"The pig is also unclean; although it has a divided hoof, it does not chew the cud. You are not to eat their meat or touch their carcasses." - Deuteronomy 14:8

"If anyone comes to me and does not hate father and mother, wife and children, brothers and sisters—yes, even their own life—such a person cannot be my disciple." - Luke 14:26

"But every woman who prays or prophesies with head uncovered dishonors her head—it is the same as having her head shaved. For if a woman does not cover her head, she might as well have her hair cut off; but if it is a disgrace for a woman to have her hair cut off or her head shaved, then she should cover her head." - 1 Corinthians 11:5-6

The Bible says it. Does that settle it? Under the typical usage of that phrase, should not our churches be pork-forbidding, family-hating, women-must-wear-head-scarves institutions?

"Stop trying to be so tricky, Chris," you might say. "Deuteronomy is under the old law. Jesus was exaggerating to make a point about how much we should love God. And Paul was talking from a specific cultural context."

Yes. Yes because the Bible is not flat. There is nuance and genre and context and interpretations. That doesn’t mean scripture is not inspired by God. Nor does it mean scripture shouldn’t be an authority in our lives. Nor does it mean there are not right and wrong ways to interpret the Bible.

In fact, let's pause at the topic of interpretation for a moment. One of the issues with people that insist on an absolute inerrant reading of scripture is that you could get 10 inerrantists in the room and end up with 12 different readings of a scripture passage. It is functionally impractical. In his excellent book The Bible Made Impossible--which I would recommend to anyone wrestling with the nature of scripture--Christian Smith writes:

"To be clear, the problem is not that theoretical claims to biblical sufficiency or authority are proved to be wrong or erroneous per se; rather, they are defeated in relevance by the undeniable lack of interpretive agreement and consistency among those who share the same biblicist background. That defeat in relevance then gives rise to questions about the truth of those theoretical claims." (xi)

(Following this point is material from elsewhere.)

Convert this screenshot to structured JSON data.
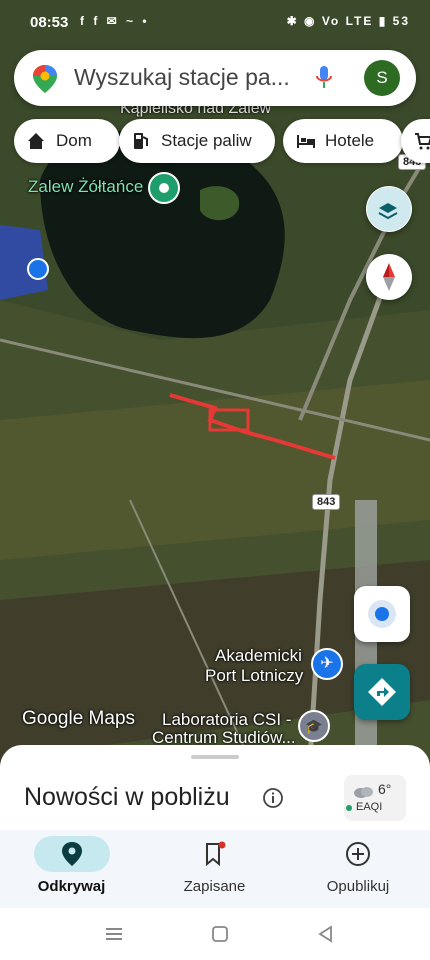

Thus we should respect the Bible—because we are fallible humans with a myriad of interpretations—and not try to flatten it into “God’s Little Book of Trump Cards.” We should read scripture, learn what different people have to say, and discuss it with others. The Bible should be an open door to engage with one another, not a door that we slam in someone else’s face. When we lean on the “Bible says it, that settles it” expression, that symbolic expression tends to become reality. It’s like we legitimately believe we are going to eat a horse. That’s far more than you or I can chew.

So perhaps we should tweak the expression to better reflect reality. Although I doubt “The Bible says this, this is how I/my church/tradition interpret it, and I’d love to discuss those ideas with you” will find its way onto a lot of bumper stickers.

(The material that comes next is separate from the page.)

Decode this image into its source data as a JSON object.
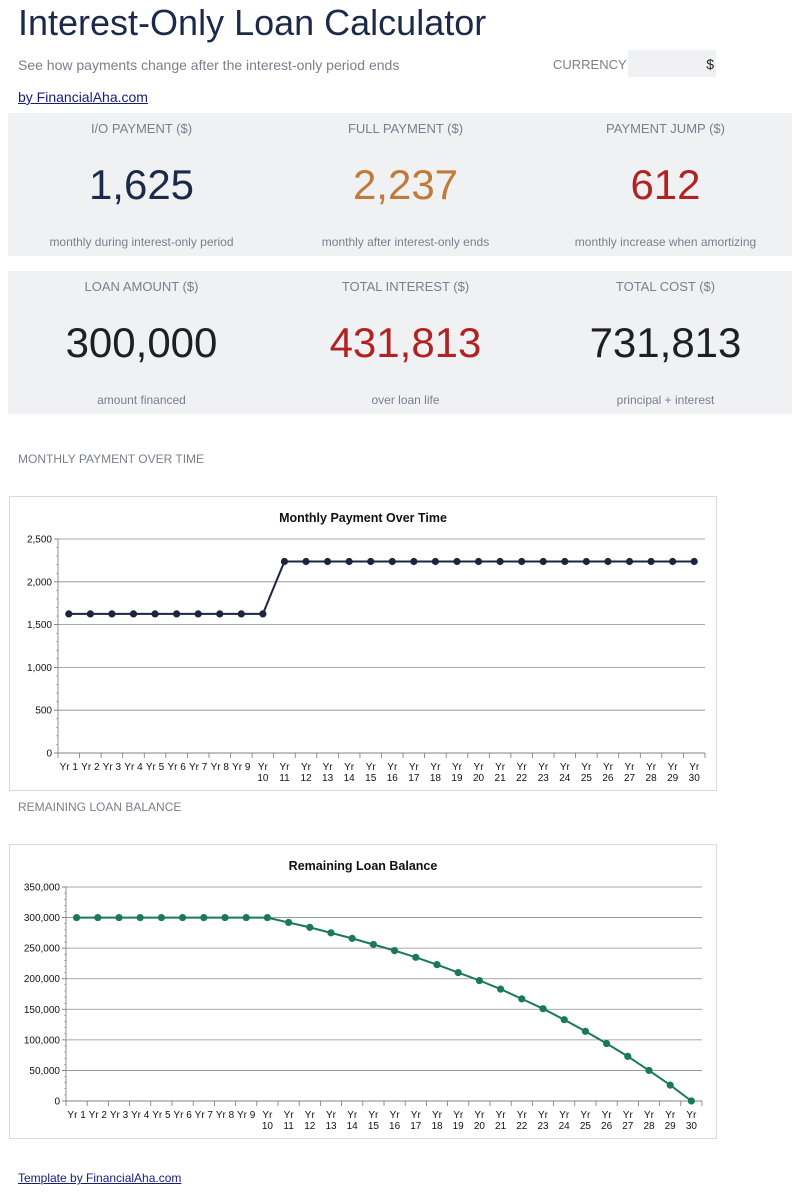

I sometimes get asked what I believe about scripture. This is typically accompanied by me hearing Admiral Ackbar exclaim, "It's a trap!" because people often ask that question looking for certain answers. My answer typically is I believe what the Bible says about itself. It does not say that it is inerrant (I believe the Bible is true, but people often mean something entirely different with that term), but that:

"All scripture is inspired by God and is useful for teaching, for reproof, for correction, and for training in righteousness, so that everyone who belongs to God may be proficient, equipped for every good work." - 2 Timothy 3:16-17

Granted this is just one verse, but it is one that people cite quite often. And I believe what this passage says, but there is quite a bit to unpack in those two verses (and its general context). So tomorrow, we'll take a deep dive of Bible nerdery as we dig into some thoughts on what it means to be "God-breathed." That's right, it's a two-parter!

So we'll be back tomorrow: same-ish Bat-time, same Bat-channel.

Still Breathing

Monday Question: A Dinner for the Ages